The natural vegetation in the Achanakmar-Amarkantak Biosphere Reserve varies across the reserve. The forest area of the reserve has tropical deciduous vegetation and it can be classified into Northern Tropical Moist Deciduous and Southern Dry Mixed Deciduous forests. The reserve is quite rich in plant diversity, having a combination of different climatic and edaphic conditions at various altitudes. The region provides shelter to various thallophyte, bryophyte, pteridophyte, gymnosperm, and angiosperm species.[1] Almost 1500 plant species[1] representing over 151 plant families can be found in the reserve. Several angiosperm species are found in the Achanakmar-Amarkantak Biosphere Reserve. Some of the important species include Thalictrum sp., Dillenia pentagyna, Cocculus hirsutus, Flacourtia indica, Talinium portulacifolium, Tamarix ericoides, Abelmoschus ficulneus, Hibiscus subdariffa, Corchorus fascicularis, Grewia rothii, Biophytum sp., Oxalis sp., Tropaeolum majus, Gloriosa superba, Curcuma aromatica, Dioscore sp., Chlorophytum tuberosum, Curculigo orchioides, and Hypercum japonicum. Many planted gymnosperms have also been localized in the Amarkantak plateau and have adapted to the local environmental conditions of the area. Some of them are considered as endemic species; these include Cupressus torulosa, Thuja reintalis, Araucaria bidwillii, Pinus caribaea, Pinus elliottii, P. gregaii, P. kesiya, P. mountzumae, Pinus oocarpa, Pinus patula, Pinus ponderosa, Pinus pseudostrobus, Pinus roxburghii, Pinus serotina, Cedrus deodara, Juniperus sp., and Taxodium sp. Apart from these, more than 105 species of medicinal plants are found in the Achanakmar-Amarkantak Biosphere Reserve, of which 25 species are considered rare.


The faunal composition of the Achanakmar-Amarkantak Biosphere Reserve is quite rich.
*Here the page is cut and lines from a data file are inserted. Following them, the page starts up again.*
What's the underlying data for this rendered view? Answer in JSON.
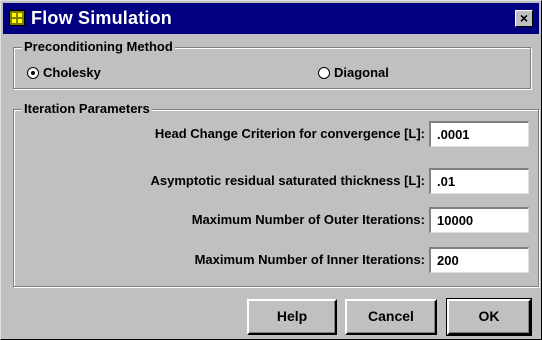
{
  "window": {
    "title": "Flow Simulation",
    "close_glyph": "×"
  },
  "preconditioning": {
    "title": "Preconditioning Method",
    "options": [
      {
        "label": "Cholesky",
        "selected": true
      },
      {
        "label": "Diagonal",
        "selected": false
      }
    ]
  },
  "iteration": {
    "title": "Iteration Parameters",
    "rows": [
      {
        "label": "Head Change Criterion for convergence [L]:",
        "value": ".0001"
      },
      {
        "label": "Asymptotic residual saturated thickness [L]:",
        "value": ".01"
      },
      {
        "label": "Maximum Number of Outer Iterations:",
        "value": "10000"
      },
      {
        "label": "Maximum Number of Inner Iterations:",
        "value": "200"
      }
    ]
  },
  "buttons": {
    "help": "Help",
    "cancel": "Cancel",
    "ok": "OK"
  }
}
More diverse and flourishing populations of wildlife can be found in the Achanakmar Sanctuary than in any other reserved forest area-including the Biosphere Reserve. The main reason for this is better protection and improved habitat conditions in the Sanctuary, due to strict conservation actions. According to the 2004 census, the Achanakmar Sanctuary is home to 26 tigers, 46 panthers, 28 bears, 1936 Chitals, 1369 sambars, 376 barking deer and 552 bison (gaur). Other important fauna species found in the reserve include the blackbuck, chinkara, wolves, foxes, Jackals, wild boar, monkeys and giant squirrels. Besides the rich variety of mammal fauna species, the reserve also provides natural habitat to 170 bird species belonging to 51 families. More than 13 species of snakes and lizards, along with several species of frogs (cricket frog, burrowing frog, tree frog, ornate narrow mouthed frog, toad, bullfrog, etc.) are found in the reserve as well.[3]


  1. ^ a b c d "Achanakmar-Amarkantak". United Nations Educational, Scientific and Cultural Organization. August 2012. Retrieved 12 February 2014. 
  2. ^ Tiple, Ashish (October 2010). "Achanakmar-Amarkantak Biosphere Reserve". In Joshi, K.C.; Negi, M.S.; Tiple, Ashish. Biosphere Reserve Information Series (BRIS) (Jabalpur: Tropical Forest Research Institute) 2. Retrieved 15 June 2013. 
  3. ^ "20 new Biosphere Reserves added to UNESCO’s Man and the Biosphere (MAB) Programme". July 2012.